@35: Here's my attempt at a less-jaded answer. For each crime, the legislature sets the maximum sentence, and for felonies, it also sets the standard range for each crime, depending on your criminal history. For gross misdemeanors, like DUI or theft under $750 or simple assault, the statutory maximum is 364 days in jail (it used to be 365, but because the 1 year mark may trigger immigration consequences, that was changed a few years ago). A judge can impose anything under that max, unless it's a DUI, where there are some mandatory minimums (http://www.courts.wa.gov/newsinfo/conten…
For felonies, it's a little more complicated, because the sentencing framework set up by the legislature depends on both your crime and your criminal history. For example, for Assault 2 (i.e. breaking someone's bone, or assaulting them with a knife/gun), the max is 10 years. With no history, the standard range is 3-9 months; with at least 9 prior convictions, the standard range is 63-84 months (and there are 8 steps in between). A judge can rarely go above or below that standard range.
What Jason Lantz is talking about is that although the legislature sets the sentencing range, the prosecutor can influence what standard range a defendant faces by choosing what to charge or what to offer.

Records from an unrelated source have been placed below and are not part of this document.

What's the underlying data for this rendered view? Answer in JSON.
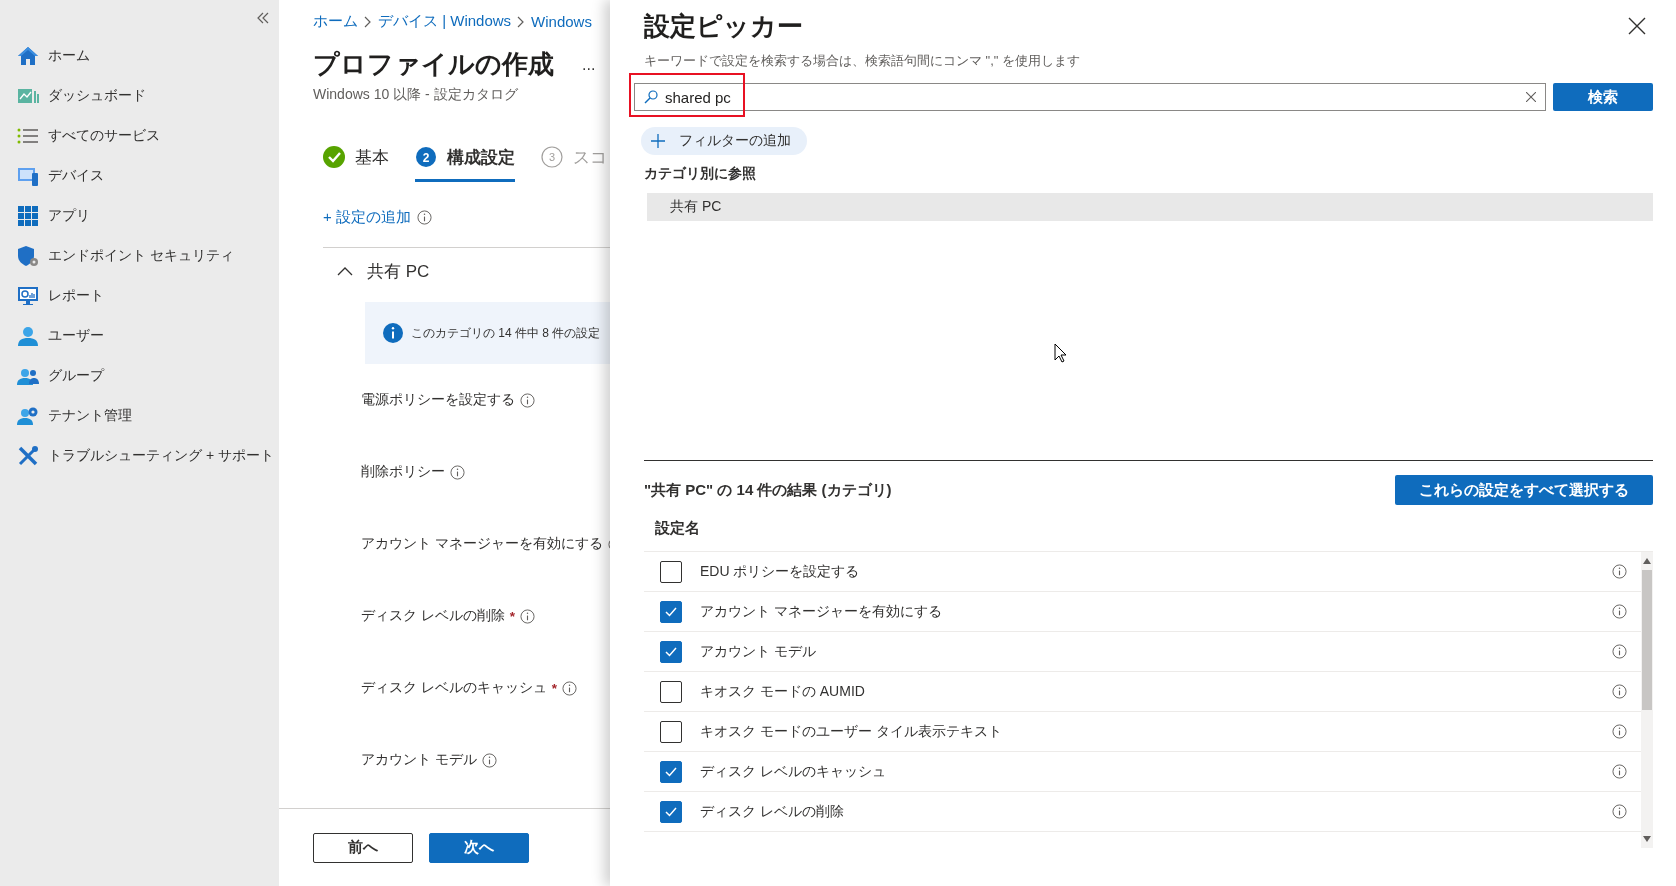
{
  "sidebar": {
    "items": [
      {
        "label": "ホーム"
      },
      {
        "label": "ダッシュボード"
      },
      {
        "label": "すべてのサービス"
      },
      {
        "label": "デバイス"
      },
      {
        "label": "アプリ"
      },
      {
        "label": "エンドポイント セキュリティ"
      },
      {
        "label": "レポート"
      },
      {
        "label": "ユーザー"
      },
      {
        "label": "グループ"
      },
      {
        "label": "テナント管理"
      },
      {
        "label": "トラブルシューティング + サポート"
      }
    ]
  },
  "breadcrumb": [
    "ホーム",
    "デバイス | Windows",
    "Windows"
  ],
  "page": {
    "title": "プロファイルの作成",
    "more": "...",
    "subtitle": "Windows 10 以降 - 設定カタログ"
  },
  "steps": [
    {
      "label": "基本",
      "done": true,
      "selected": false
    },
    {
      "number": "2",
      "label": "構成設定",
      "done": false,
      "selected": true
    },
    {
      "number": "3",
      "label": "スコ",
      "done": false,
      "selected": false
    }
  ],
  "add_setting": "+ 設定の追加",
  "group": {
    "title": "共有 PC",
    "expanded": true,
    "info": "このカテゴリの 14 件中 8 件の設定",
    "settings": [
      {
        "label": "電源ポリシーを設定する"
      },
      {
        "label": "削除ポリシー"
      },
      {
        "label": "アカウント マネージャーを有効にする"
      },
      {
        "label": "ディスク レベルの削除",
        "required_mark": "*"
      },
      {
        "label": "ディスク レベルのキャッシュ",
        "required_mark": "*"
      },
      {
        "label": "アカウント モデル"
      }
    ]
  },
  "footer_buttons": [
    {
      "label": "前へ",
      "kind": "secondary"
    },
    {
      "label": "次へ",
      "kind": "primary"
    }
  ],
  "picker": {
    "title": "設定ピッカー",
    "hint": "キーワードで設定を検索する場合は、検索語句間にコンマ \",\" を使用します",
    "search": {
      "value": "shared pc",
      "highlighted": true
    },
    "search_button": "検索",
    "filter_button": "フィルターの追加",
    "browse_label": "カテゴリ別に参照",
    "categories": [
      {
        "label": "共有 PC",
        "selected": true
      }
    ],
    "results": {
      "heading": "\"共有 PC\" の 14 件の結果 (カテゴリ)",
      "select_all": "これらの設定をすべて選択する",
      "column": "設定名",
      "rows": [
        {
          "label": "EDU ポリシーを設定する",
          "checked": false
        },
        {
          "label": "アカウント マネージャーを有効にする",
          "checked": true
        },
        {
          "label": "アカウント モデル",
          "checked": true
        },
        {
          "label": "キオスク モードの AUMID",
          "checked": false
        },
        {
          "label": "キオスク モードのユーザー タイル表示テキスト",
          "checked": false
        },
        {
          "label": "ディスク レベルのキャッシュ",
          "checked": true
        },
        {
          "label": "ディスク レベルの削除",
          "checked": true
        }
      ]
    }
  }
}
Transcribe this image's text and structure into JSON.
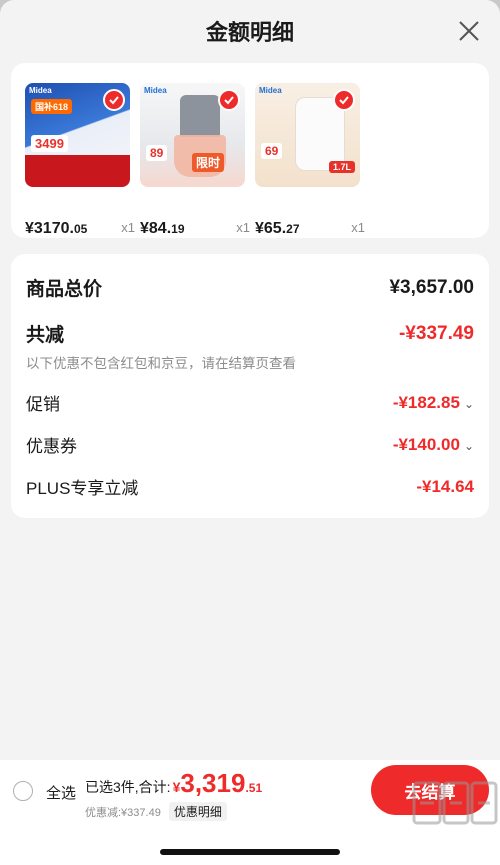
{
  "header": {
    "title": "金额明细"
  },
  "products": [
    {
      "price_int": "¥3170.",
      "price_dec": "05",
      "qty": "x1",
      "tag": "3499",
      "promo": "国补618",
      "brand": "Midea",
      "color": "#2e63c8"
    },
    {
      "price_int": "¥84.",
      "price_dec": "19",
      "qty": "x1",
      "tag": "89",
      "promo": "限时",
      "brand": "Midea",
      "color": "#d8dde6"
    },
    {
      "price_int": "¥65.",
      "price_dec": "27",
      "qty": "x1",
      "tag": "69",
      "promo": "1.7L",
      "brand": "Midea",
      "color": "#f4e6d8"
    }
  ],
  "summary": {
    "total_label": "商品总价",
    "total_value": "¥3,657.00",
    "reduce_label": "共减",
    "reduce_value": "-¥337.49",
    "note": "以下优惠不包含红包和京豆，请在结算页查看",
    "items": [
      {
        "label": "促销",
        "value": "-¥182.85",
        "chevron": "⌄"
      },
      {
        "label": "优惠券",
        "value": "-¥140.00",
        "chevron": "⌄"
      },
      {
        "label": "PLUS专享立减",
        "value": "-¥14.64",
        "chevron": ""
      }
    ]
  },
  "bottom": {
    "select_all": "全选",
    "selected_text": "已选3件,合计:",
    "currency": "¥",
    "total_int": "3,319",
    "total_dec": ".51",
    "discount": "优惠减:¥337.49",
    "detail_link": "优惠明细",
    "checkout": "去结算"
  },
  "colors": {
    "accent": "#ef2a2a",
    "background": "#f3f3f3"
  }
}
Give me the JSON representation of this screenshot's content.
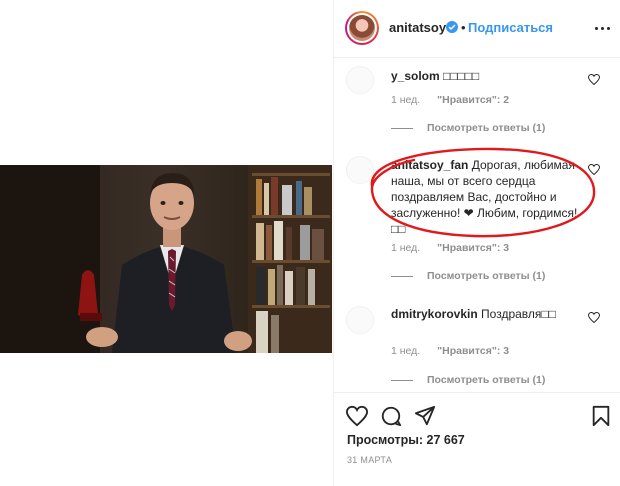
{
  "header": {
    "username": "anitatsoy",
    "separator": "•",
    "follow_label": "Подписаться"
  },
  "comments": [
    {
      "username": "y_solom",
      "text": "□□□□□",
      "time": "1 нед.",
      "likes": "\"Нравится\": 2",
      "reply": "",
      "view_replies": "Посмотреть ответы (1)"
    },
    {
      "username": "anitatsoy_fan",
      "text": "Дорогая, любимая наша, мы от всего сердца поздравляем Вас, достойно и заслуженно! ❤ Любим, гордимся! □□",
      "time": "1 нед.",
      "likes": "\"Нравится\": 3",
      "reply": "",
      "view_replies": "Посмотреть ответы (1)"
    },
    {
      "username": "dmitrykorovkin",
      "text": "Поздравля□□",
      "time": "1 нед.",
      "likes": "\"Нравится\": 3",
      "reply": "",
      "view_replies": "Посмотреть ответы (1)"
    }
  ],
  "post": {
    "views": "Просмотры: 27 667",
    "date": "31 МАРТА"
  },
  "colors": {
    "accent": "#3897f0",
    "annotation": "#e0191c",
    "muted": "#8e8e8e",
    "text": "#262626"
  },
  "icons": {
    "verified": "verified-badge-icon",
    "more": "more-options-icon",
    "heart": "heart-icon",
    "comment": "comment-icon",
    "share": "share-icon",
    "bookmark": "bookmark-icon"
  }
}
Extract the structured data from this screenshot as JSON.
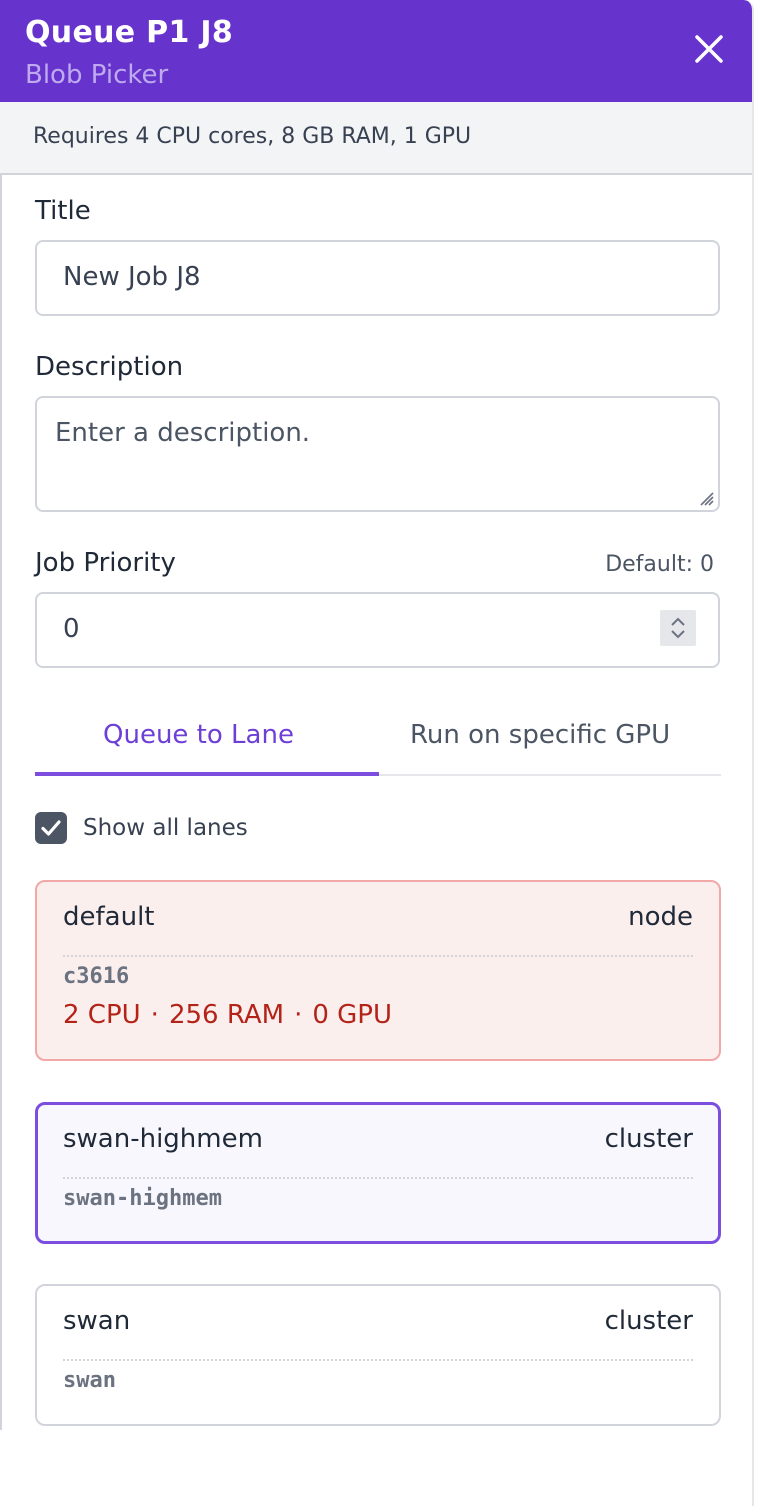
{
  "header": {
    "title": "Queue P1 J8",
    "subtitle": "Blob Picker",
    "close_icon": "close-icon"
  },
  "requirements": {
    "text": "Requires 4 CPU cores, 8 GB RAM, 1 GPU"
  },
  "form": {
    "title_label": "Title",
    "title_value": "New Job J8",
    "description_label": "Description",
    "description_placeholder": "Enter a description.",
    "priority_label": "Job Priority",
    "priority_default": "Default: 0",
    "priority_value": "0"
  },
  "tabs": [
    {
      "label": "Queue to Lane",
      "active": true
    },
    {
      "label": "Run on specific GPU",
      "active": false
    }
  ],
  "show_all_lanes": {
    "label": "Show all lanes",
    "checked": true
  },
  "lanes": [
    {
      "name": "default",
      "type": "node",
      "id": "c3616",
      "resources": {
        "cpu": "2 CPU",
        "ram": "256 RAM",
        "gpu": "0 GPU"
      },
      "state": "insufficient"
    },
    {
      "name": "swan-highmem",
      "type": "cluster",
      "id": "swan-highmem",
      "state": "selected"
    },
    {
      "name": "swan",
      "type": "cluster",
      "id": "swan",
      "state": "normal"
    }
  ],
  "colors": {
    "header_bg": "#6633cc",
    "accent": "#7b4ee0",
    "error_text": "#b42318",
    "error_bg": "#fbefee"
  }
}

Part of the reason for the emphasis on plea bargaining is just the volume of cases going through the system. I don't know the exact numbers, but a SMALL percentage of defendants take their cases to trial (it's less than 10%). Despite that small number, the trial courts are busy all of the time. Without a high percentage of pleas, things would grind to a halt.